THE INPUT: Begin

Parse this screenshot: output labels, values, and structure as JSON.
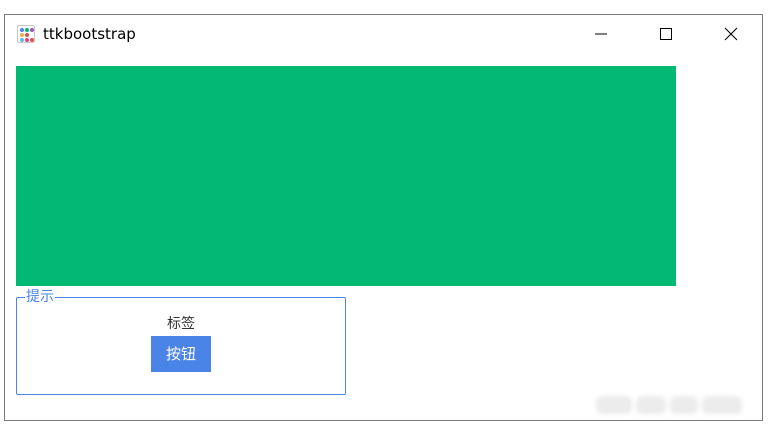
{
  "window": {
    "title": "ttkbootstrap",
    "app_icon": "ttkbootstrap-logo-icon",
    "controls": {
      "minimize_icon": "minimize-icon",
      "maximize_icon": "maximize-icon",
      "close_icon": "close-icon"
    }
  },
  "canvas": {
    "fill_color": "#02b875"
  },
  "labelframe": {
    "title": "提示",
    "label_text": "标签",
    "button_label": "按钮",
    "accent_color": "#4a84e6"
  }
}
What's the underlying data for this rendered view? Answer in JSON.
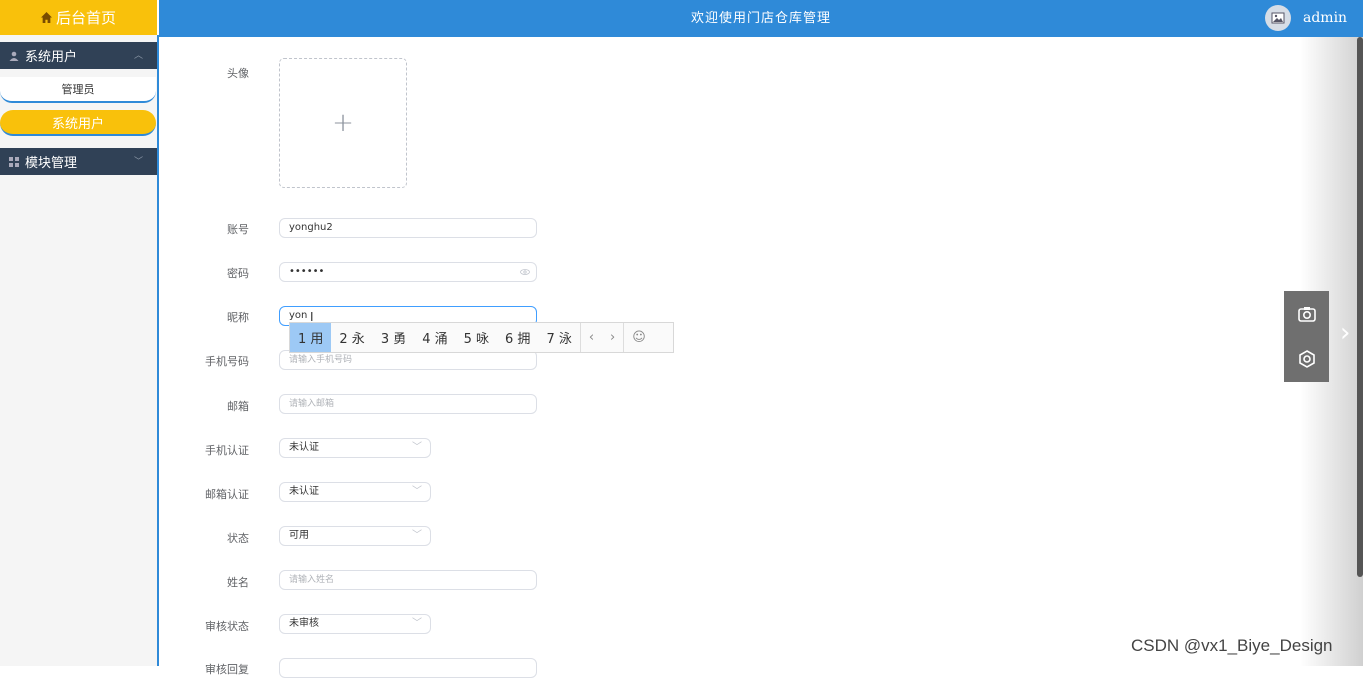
{
  "header": {
    "home_label": "后台首页",
    "title": "欢迎使用门店仓库管理",
    "username": "admin"
  },
  "sidebar": {
    "group1": {
      "label": "系统用户",
      "items": [
        {
          "label": "管理员"
        },
        {
          "label": "系统用户"
        }
      ]
    },
    "group2": {
      "label": "模块管理"
    }
  },
  "form": {
    "avatar_label": "头像",
    "account_label": "账号",
    "account_value": "yonghu2",
    "password_label": "密码",
    "password_value": "••••••",
    "nickname_label": "昵称",
    "nickname_value": "yon",
    "phone_label": "手机号码",
    "phone_placeholder": "请输入手机号码",
    "email_label": "邮箱",
    "email_placeholder": "请输入邮箱",
    "phone_verify_label": "手机认证",
    "phone_verify_value": "未认证",
    "email_verify_label": "邮箱认证",
    "email_verify_value": "未认证",
    "status_label": "状态",
    "status_value": "可用",
    "name_label": "姓名",
    "name_placeholder": "请输入姓名",
    "review_label": "审核状态",
    "review_value": "未审核",
    "next_label": "审核回复"
  },
  "ime": {
    "candidates": [
      "1 用",
      "2 永",
      "3 勇",
      "4 涌",
      "5 咏",
      "6 拥",
      "7 泳"
    ],
    "prev": "‹",
    "next": "›",
    "emoji": "☺"
  },
  "watermark": "CSDN @vx1_Biye_Design"
}
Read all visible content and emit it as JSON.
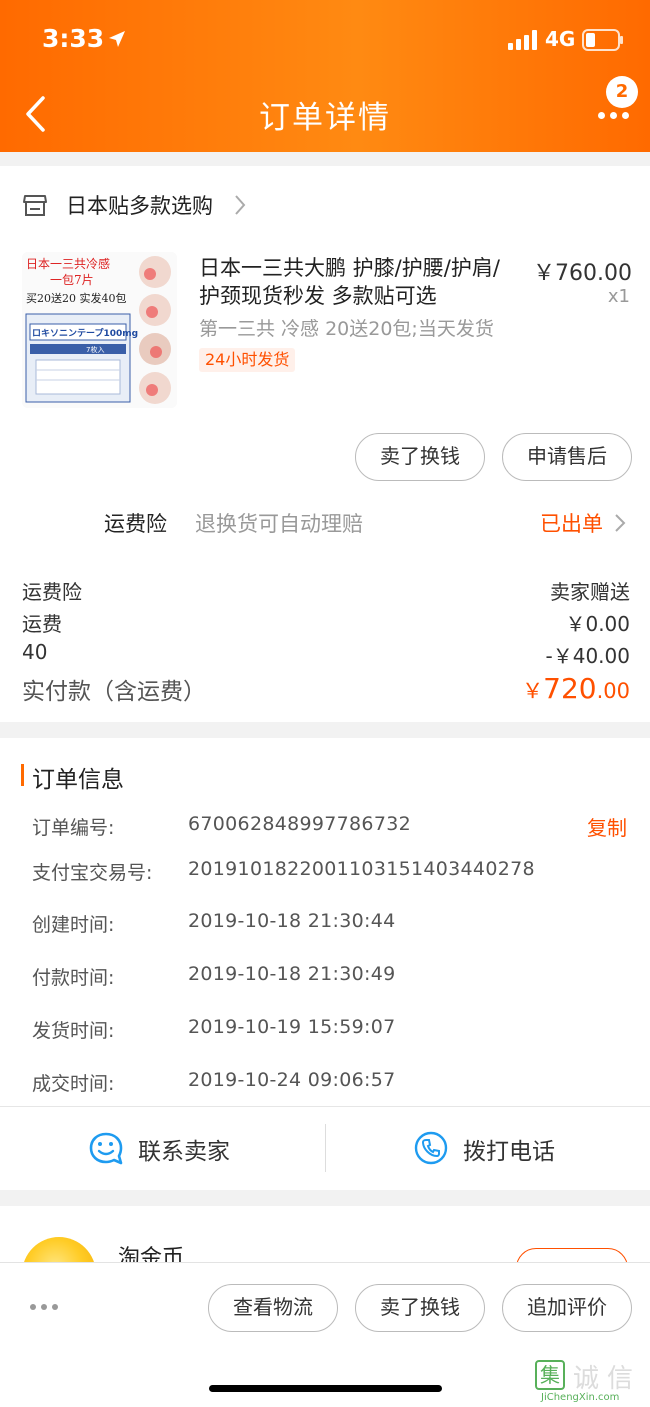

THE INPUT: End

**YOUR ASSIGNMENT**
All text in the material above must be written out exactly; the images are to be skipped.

**RESPONSE BOX**
Parse this screenshot: output labels, values, and structure as JSON.
{
  "window": {
    "title": "ttkbootstrap",
    "app_icon": "ttkbootstrap-logo-icon",
    "controls": {
      "minimize_icon": "minimize-icon",
      "maximize_icon": "maximize-icon",
      "close_icon": "close-icon"
    }
  },
  "canvas": {
    "fill_color": "#02b875"
  },
  "labelframe": {
    "title": "提示",
    "label_text": "标签",
    "button_label": "按钮",
    "accent_color": "#4a84e6"
  }
}
What's the underlying data for this rendered view? Answer in JSON.
{
  "header": {
    "home_label": "后台首页",
    "title": "欢迎使用门店仓库管理",
    "username": "admin"
  },
  "sidebar": {
    "group1": {
      "label": "系统用户",
      "items": [
        {
          "label": "管理员"
        },
        {
          "label": "系统用户"
        }
      ]
    },
    "group2": {
      "label": "模块管理"
    }
  },
  "form": {
    "avatar_label": "头像",
    "account_label": "账号",
    "account_value": "yonghu2",
    "password_label": "密码",
    "password_value": "••••••",
    "nickname_label": "昵称",
    "nickname_value": "yon",
    "phone_label": "手机号码",
    "phone_placeholder": "请输入手机号码",
    "email_label": "邮箱",
    "email_placeholder": "请输入邮箱",
    "phone_verify_label": "手机认证",
    "phone_verify_value": "未认证",
    "email_verify_label": "邮箱认证",
    "email_verify_value": "未认证",
    "status_label": "状态",
    "status_value": "可用",
    "name_label": "姓名",
    "name_placeholder": "请输入姓名",
    "review_label": "审核状态",
    "review_value": "未审核",
    "next_label": "审核回复"
  },
  "ime": {
    "candidates": [
      "1 用",
      "2 永",
      "3 勇",
      "4 涌",
      "5 咏",
      "6 拥",
      "7 泳"
    ],
    "prev": "‹",
    "next": "›",
    "emoji": "☺"
  },
  "watermark": "CSDN @vx1_Biye_Design"
}
Read all visible content and emit it as JSON.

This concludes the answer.